Revolution. The word sends a chill up the most hardened spine. History has seen countless bloody conflicts, most of which resulted in mass losses of life and innocent victims. In this issue, we explore them in all their gruesomeness, to remind ourselves that change never comes without great cost. Check back each Saturday for a new article!

IN THIS ISSUE:

Love Can Be a Revolution: Doctor Zhivago, by Rachel Sexton

Music Makers: Joseph Plunkett and the Irish Easter Rising, by Jessica Prescott

The Origins of a Monster: The Regency Sexual Revolution, by Charity Bishop

Let Them Eat Cake: The Real Marie Antoinette, by Scarlett Grant

The Russian Revolution, by Veronica Leigh

The Dangers of Patriotic Zeal: Taras Bulba, by Rachel Kovaciny

Olympe de Gouges, by Scarlett Grant

Thank you, and please enjoy our historical reflections!

 

Kind Courage: The New Cinderella
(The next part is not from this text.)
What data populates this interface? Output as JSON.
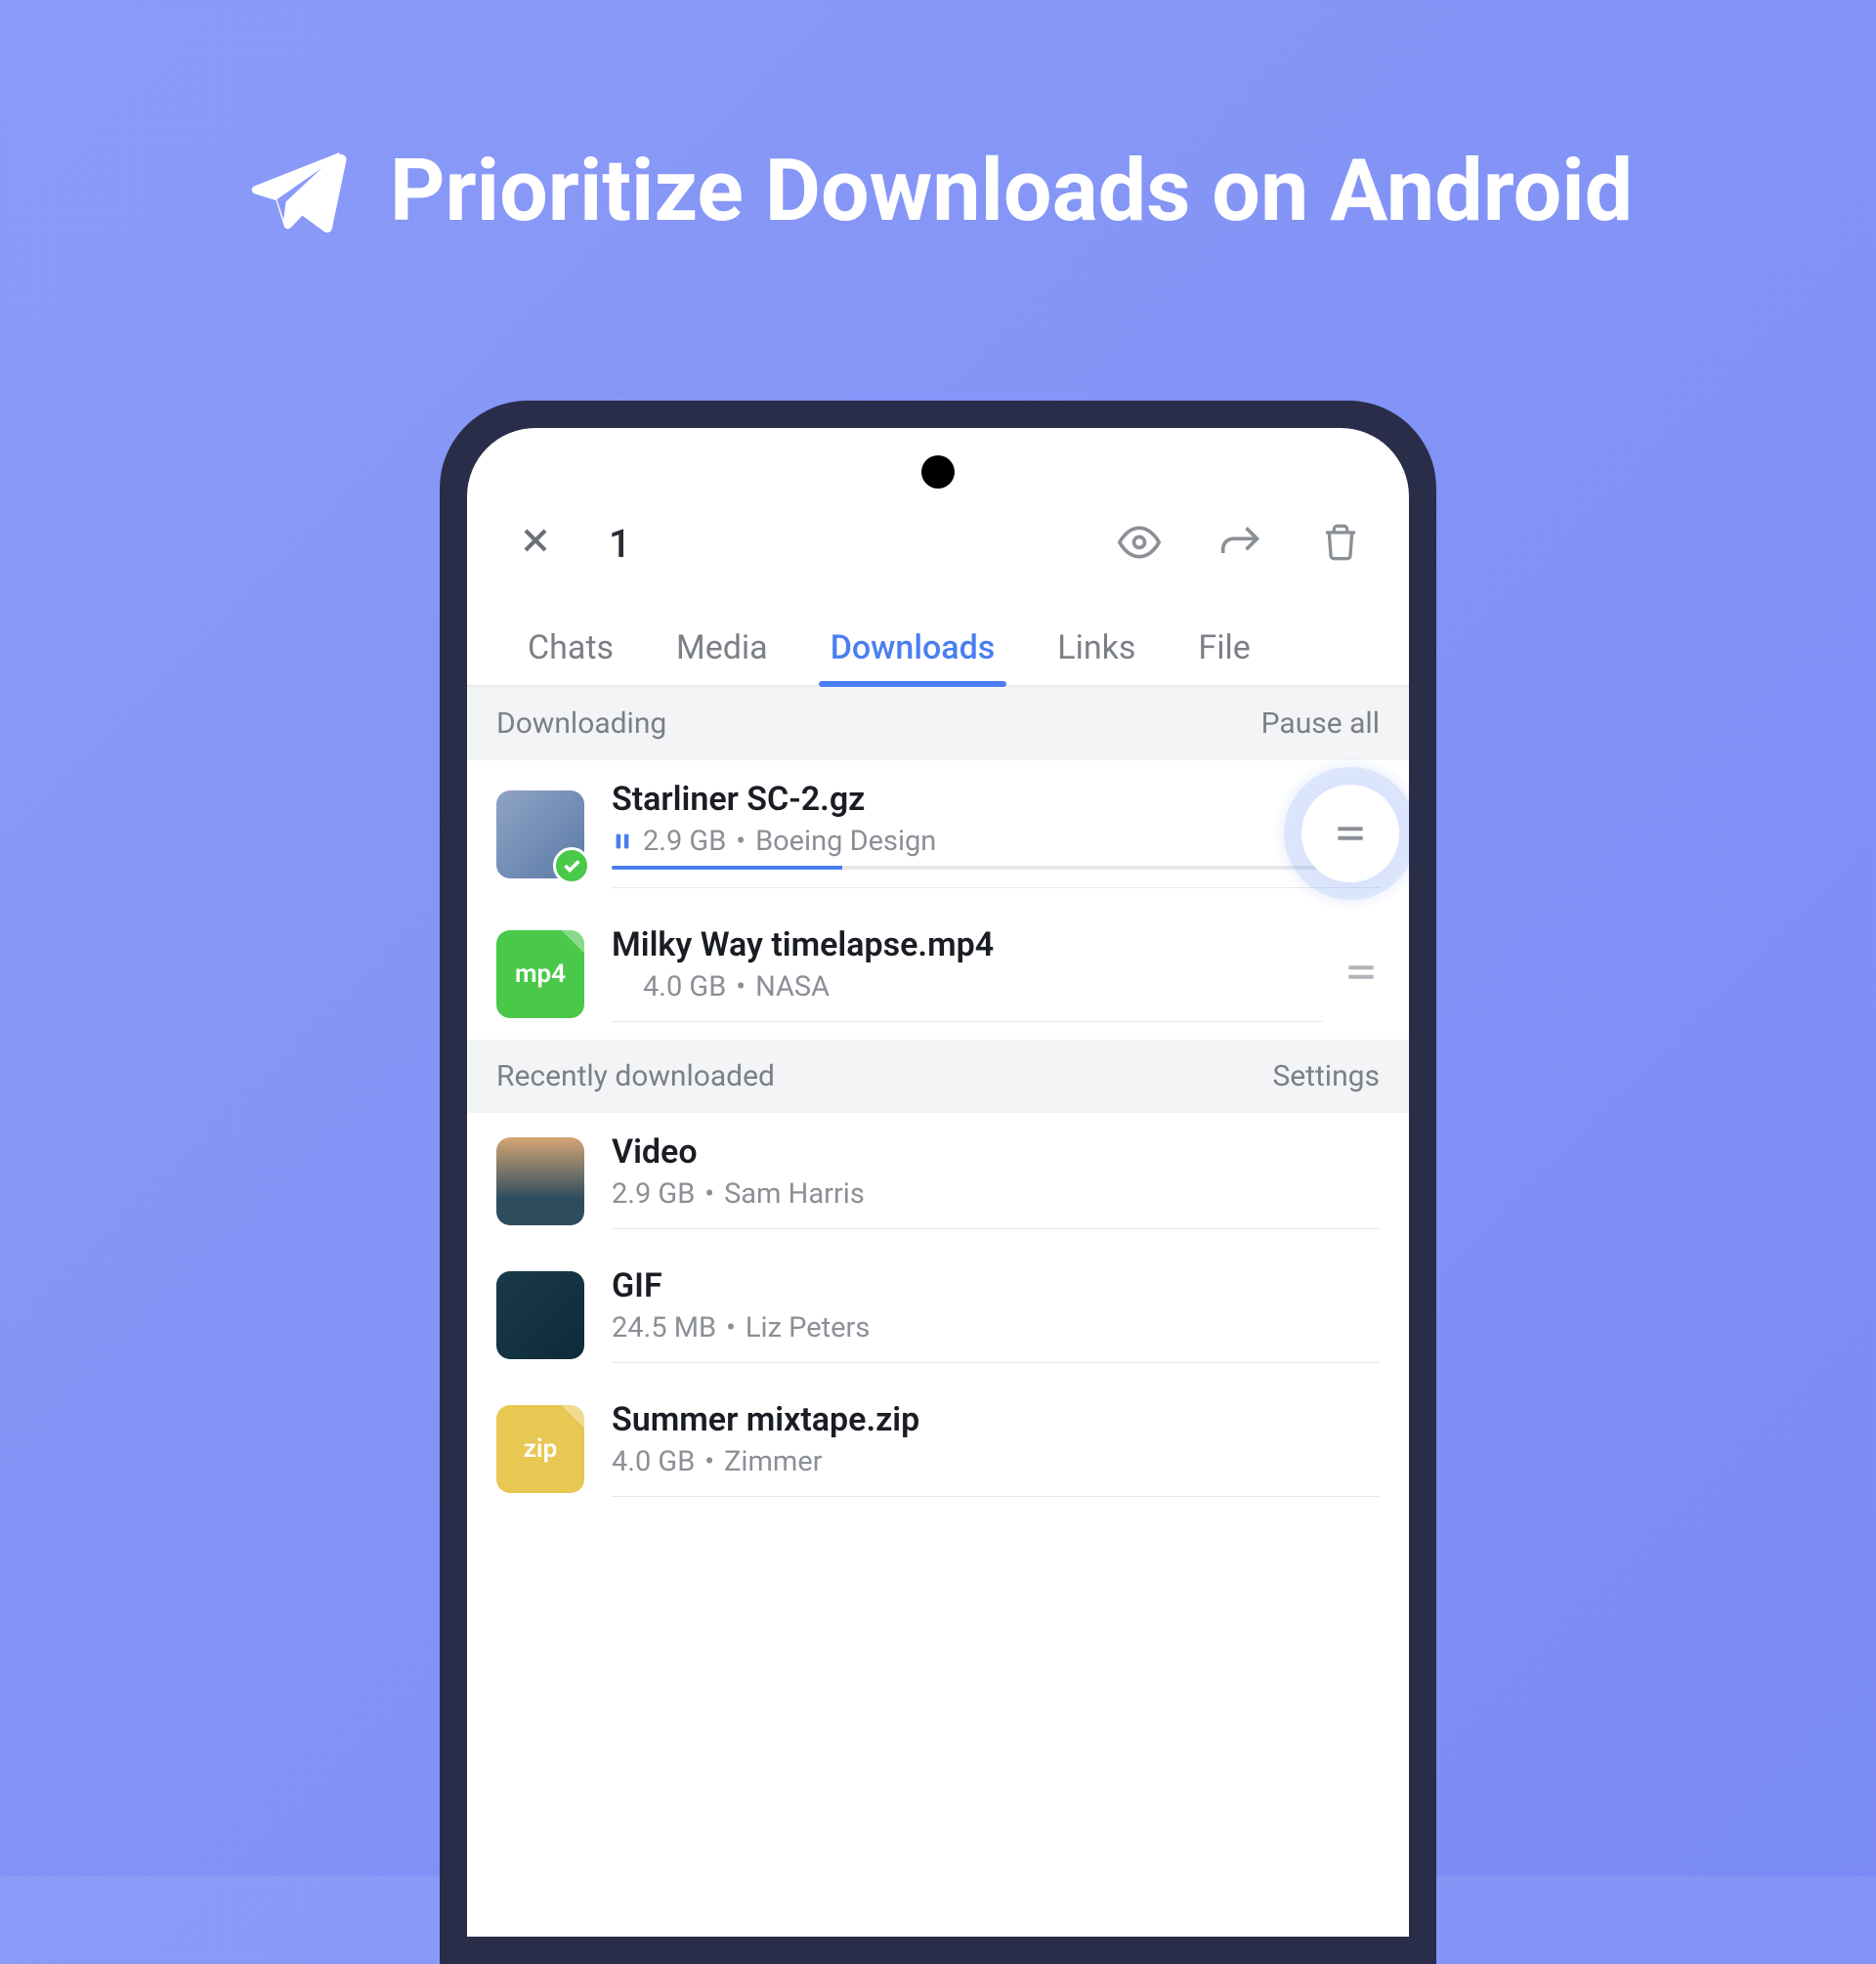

“Have courage, and be kind,” our heroine’s mother tells Ella before she passes away.

The theme resonates through the story, as Ella is joyous amid her troubles—when banished to the attic by her wicked stepmother, she rearranges the scraps of furniture and shakes out a dusty blanket, before she tells the mice how much she enjoys solitude. Continue reading

A New Maleficent

Just how do you rework a classic fairy tale, offering something new and different to audiences whilst still maintaining the magic? Maleficent (2014) balances new and old in this wave of live-action adaptations of old animated classics. Interestingly, unlike Cinderella (2015) and Beauty and the Beast (2017), Maleficent is the Wicked-esque version of Sleeping Beauty (1959) where the titular Maleficent receives a rich backstory. This twist on the classic tale has not been used for any other Disney live-action adaptations. Maleficent is unique in not only being able to keep to the bare bones of the original, but also insert some new twists and subversions of fairy tale tropes. Continue reading